In addition, the Navy Exchange Service Command (NEXCOM) reported that for the second year in a row, its Customer Satisfaction Index (CSI) survey results remained at an exchange service all-time high score of 83, besting the overall average retail industry score of 76 by seven points. The Marine Corps Exchanges (MCX), meanwhile, quietly enjoyed double-digit percentage sales increases in November, and more than 8 percent year to date. The Coast Guard Exchange System (CGES) and Veterans Canteen Service (VCS) are also both up more than 3 percent through November.
With all the turmoil in the rest of the world, it's encouraging to be able to shine a bright spotlight on some good news.
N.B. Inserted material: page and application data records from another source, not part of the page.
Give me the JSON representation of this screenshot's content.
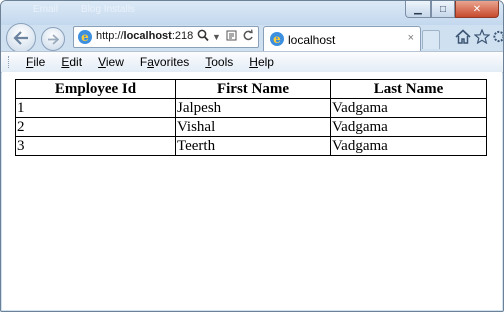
{
  "window": {
    "background_tabs": [
      "Email",
      "Blog Installs"
    ],
    "buttons": {
      "minimize": "▁",
      "maximize": "□",
      "close": "✕"
    }
  },
  "nav": {
    "back_icon": "back-arrow-icon",
    "forward_icon": "forward-arrow-icon"
  },
  "address_bar": {
    "url_prefix": "http://",
    "url_host": "localhost",
    "url_rest": ":218",
    "icons": [
      "search-icon",
      "dropdown-icon",
      "compat-view-icon",
      "refresh-icon"
    ]
  },
  "tab": {
    "title": "localhost",
    "close": "×"
  },
  "toolbar_right": [
    "home-icon",
    "favorites-icon",
    "tools-gear-icon"
  ],
  "menu": {
    "items": [
      {
        "label_u": "F",
        "label_rest": "ile"
      },
      {
        "label_u": "E",
        "label_rest": "dit"
      },
      {
        "label_u": "V",
        "label_rest": "iew"
      },
      {
        "label_pre": "F",
        "label_u": "a",
        "label_rest": "vorites"
      },
      {
        "label_u": "T",
        "label_rest": "ools"
      },
      {
        "label_u": "H",
        "label_rest": "elp"
      }
    ]
  },
  "table": {
    "headers": [
      "Employee Id",
      "First Name",
      "Last Name"
    ],
    "rows": [
      [
        "1",
        "Jalpesh",
        "Vadgama"
      ],
      [
        "2",
        "Vishal",
        "Vadgama"
      ],
      [
        "3",
        "Teerth",
        "Vadgama"
      ]
    ]
  },
  "colors": {
    "frame": "#cfe0f1",
    "close_button": "#c7492d",
    "ie_logo": "#3d8fe0"
  }
}
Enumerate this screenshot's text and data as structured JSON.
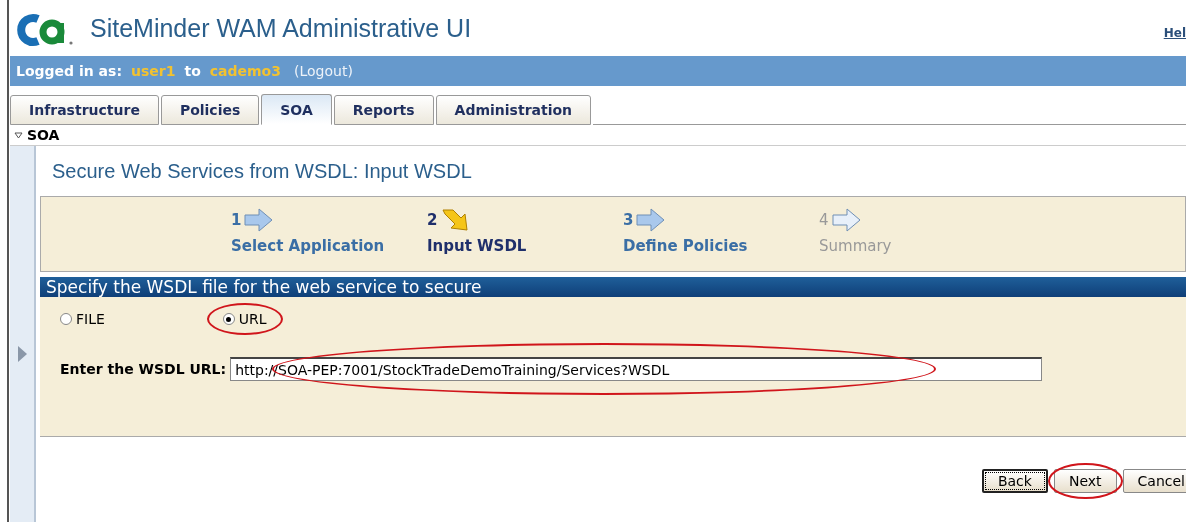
{
  "header": {
    "title": "SiteMinder WAM Administrative UI",
    "help_link": "Hel"
  },
  "login_bar": {
    "label": "Logged in as:",
    "user": "user1",
    "connector": "to",
    "server": "cademo3",
    "logout": "(Logout)"
  },
  "tabs": [
    {
      "label": "Infrastructure",
      "selected": false
    },
    {
      "label": "Policies",
      "selected": false
    },
    {
      "label": "SOA",
      "selected": true
    },
    {
      "label": "Reports",
      "selected": false
    },
    {
      "label": "Administration",
      "selected": false
    }
  ],
  "section": {
    "title": "SOA",
    "expanded": true
  },
  "page_title": "Secure Web Services from WSDL: Input WSDL",
  "steps": [
    {
      "number": "1",
      "label": "Select Application",
      "current": false,
      "disabled": false
    },
    {
      "number": "2",
      "label": "Input WSDL",
      "current": true,
      "disabled": false
    },
    {
      "number": "3",
      "label": "Define Policies",
      "current": false,
      "disabled": false
    },
    {
      "number": "4",
      "label": "Summary",
      "current": false,
      "disabled": true
    }
  ],
  "form": {
    "heading": "Specify the WSDL file for the web service to secure",
    "options": [
      {
        "label": "FILE",
        "selected": false,
        "highlighted": false
      },
      {
        "label": "URL",
        "selected": true,
        "highlighted": true
      }
    ],
    "url_label": "Enter the WSDL URL:",
    "url_value": "http://SOA-PEP:7001/StockTradeDemoTraining/Services?WSDL",
    "url_highlighted": true
  },
  "buttons": [
    {
      "label": "Back",
      "focused": true,
      "highlighted": false
    },
    {
      "label": "Next",
      "focused": false,
      "highlighted": true
    },
    {
      "label": "Cancel",
      "focused": false,
      "highlighted": false
    }
  ]
}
Planning Ahead for Families and Facilities ...
There's been a lot of talk recently about plans to shift or rotate two Brigade Combat Teams (BCT) — as many as 10,000 soldiers — out of Europe. While it's not for us to ponder military strategies, we ardently hope that enough lead-time is built into these movements, and that the military resale and morale, welfare, and recreation (MWR) communities are kept well advised.
We also hope, this time around, that more inclusive planning is conducted ahead of the fact at the highest tiers of oversight, so that when troops and their families are moved from one continent to another, there will be sufficient infrastructure in place to accommodate them, wherever they are restationed. With the financial pressures weighing on military families these days, these patrons need — and are making use of — their benefits, now more than ever. And that's not just resale facilities. Housing, schools, child-care facilities, fitness and recreation centers and family programs all come into play when troops and dependents shift en masse.
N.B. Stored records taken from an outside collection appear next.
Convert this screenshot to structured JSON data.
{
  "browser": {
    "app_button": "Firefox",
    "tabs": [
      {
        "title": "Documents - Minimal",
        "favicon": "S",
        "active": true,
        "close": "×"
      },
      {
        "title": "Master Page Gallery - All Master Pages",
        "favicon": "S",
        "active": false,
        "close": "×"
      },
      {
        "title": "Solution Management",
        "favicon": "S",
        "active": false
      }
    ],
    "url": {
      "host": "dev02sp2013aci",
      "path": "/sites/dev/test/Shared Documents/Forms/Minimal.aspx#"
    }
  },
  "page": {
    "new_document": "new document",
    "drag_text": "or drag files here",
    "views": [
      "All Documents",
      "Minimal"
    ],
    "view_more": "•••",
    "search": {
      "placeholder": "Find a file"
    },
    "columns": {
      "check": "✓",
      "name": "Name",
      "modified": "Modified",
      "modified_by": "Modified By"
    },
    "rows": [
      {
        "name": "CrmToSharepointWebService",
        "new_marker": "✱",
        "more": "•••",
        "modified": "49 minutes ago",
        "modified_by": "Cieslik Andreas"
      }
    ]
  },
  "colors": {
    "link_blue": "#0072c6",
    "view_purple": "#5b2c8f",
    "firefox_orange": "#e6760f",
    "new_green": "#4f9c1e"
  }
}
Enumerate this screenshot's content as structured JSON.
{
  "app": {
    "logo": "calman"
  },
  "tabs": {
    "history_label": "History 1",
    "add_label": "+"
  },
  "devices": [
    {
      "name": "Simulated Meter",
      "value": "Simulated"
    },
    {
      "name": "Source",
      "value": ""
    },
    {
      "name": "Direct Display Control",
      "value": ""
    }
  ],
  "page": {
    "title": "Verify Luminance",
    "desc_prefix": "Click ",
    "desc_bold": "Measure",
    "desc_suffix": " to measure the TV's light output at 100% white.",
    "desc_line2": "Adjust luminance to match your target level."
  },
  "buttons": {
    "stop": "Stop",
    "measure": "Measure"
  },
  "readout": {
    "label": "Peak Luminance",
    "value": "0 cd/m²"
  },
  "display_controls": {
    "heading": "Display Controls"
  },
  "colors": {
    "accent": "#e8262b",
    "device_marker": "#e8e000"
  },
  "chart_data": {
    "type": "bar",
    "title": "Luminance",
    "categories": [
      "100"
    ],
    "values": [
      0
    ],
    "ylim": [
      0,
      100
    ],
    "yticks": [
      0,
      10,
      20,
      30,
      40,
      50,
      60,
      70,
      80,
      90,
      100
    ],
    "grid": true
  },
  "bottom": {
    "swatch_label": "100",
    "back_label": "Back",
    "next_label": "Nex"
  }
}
We've wrestled with such issues before, in Korea, Guam, and even Stateside, with Base Realignment and Closure (BRAC) and past force restationing initiatives. Whether it's overcrowded facilities, lack of infrastructure or even unexpected environmental impact statements, hopefully plenty of lessons have been learned in the last decade. Two BCTs is an awful lot of troops to begin with, but although at their core these units comprise active-duty servicemembers, they can typically be accompanied by as many as 25,000 dependents. They'll need somewhere to live, shop, recreate, send their children to school and/or day care, as they deal with the relocations that are a regular part of military life. Their burden is a heavy one, and they deserve to be considered in the planning equation.
Welcome Back, Admiral Bianchi ...
To many of those in the resale marketplace, and no doubt at the Navy Exchange Service Command (NEXCOM), it seems like only yesterday that Rear Adm. Robert J. Bianchi, SC, USN, was at the Navy Exchange helm. His passion for the NEXCOM mission was clear to all who met or worked with him when he wore the uniform. Once the resale benefit bug has bitten, its effects can endure, and in Bianchi's case its potency can mean nothing but fair winds and following seas for NEXCOM, for Sailors, and for the entire Navy family.
We bade Bianchi “Bravo Zulu” for a job exceptionally well done when he was reassigned from NEXCOM to become the assistant deputy chief of staff for Fleet Readiness and Fleet Supply Officer, and now we're especially glad to hear the bos'n pipe “the Admiral” aboard once again. No doubt there's a little catching up to do; resale can move very quickly in a couple of years, but Bianchi returns to a crew of many familiar faces, who possess an enormous depth and breadth of expertise.
While he was in Norfolk, Bianchi's successors and their Navy Exchange team upheld the NEXCOM ethos of delivering a superior benefit to patrons, refining business systems, streamlining the organization, and making Navy Exchange stores and services the destination of choice for all eligible patrons lucky enough to be near a Navy base.
There's little chance the Admiral had much opportunity to catch his breath the last two years, with so much responsibility for Fleet Readiness and Fleet Supply. And it's not likely to get any less busy for Admiral Bianchi following his retirement from the Navy — welcome back to the all-systems-go, non-stop world of NEXCOM!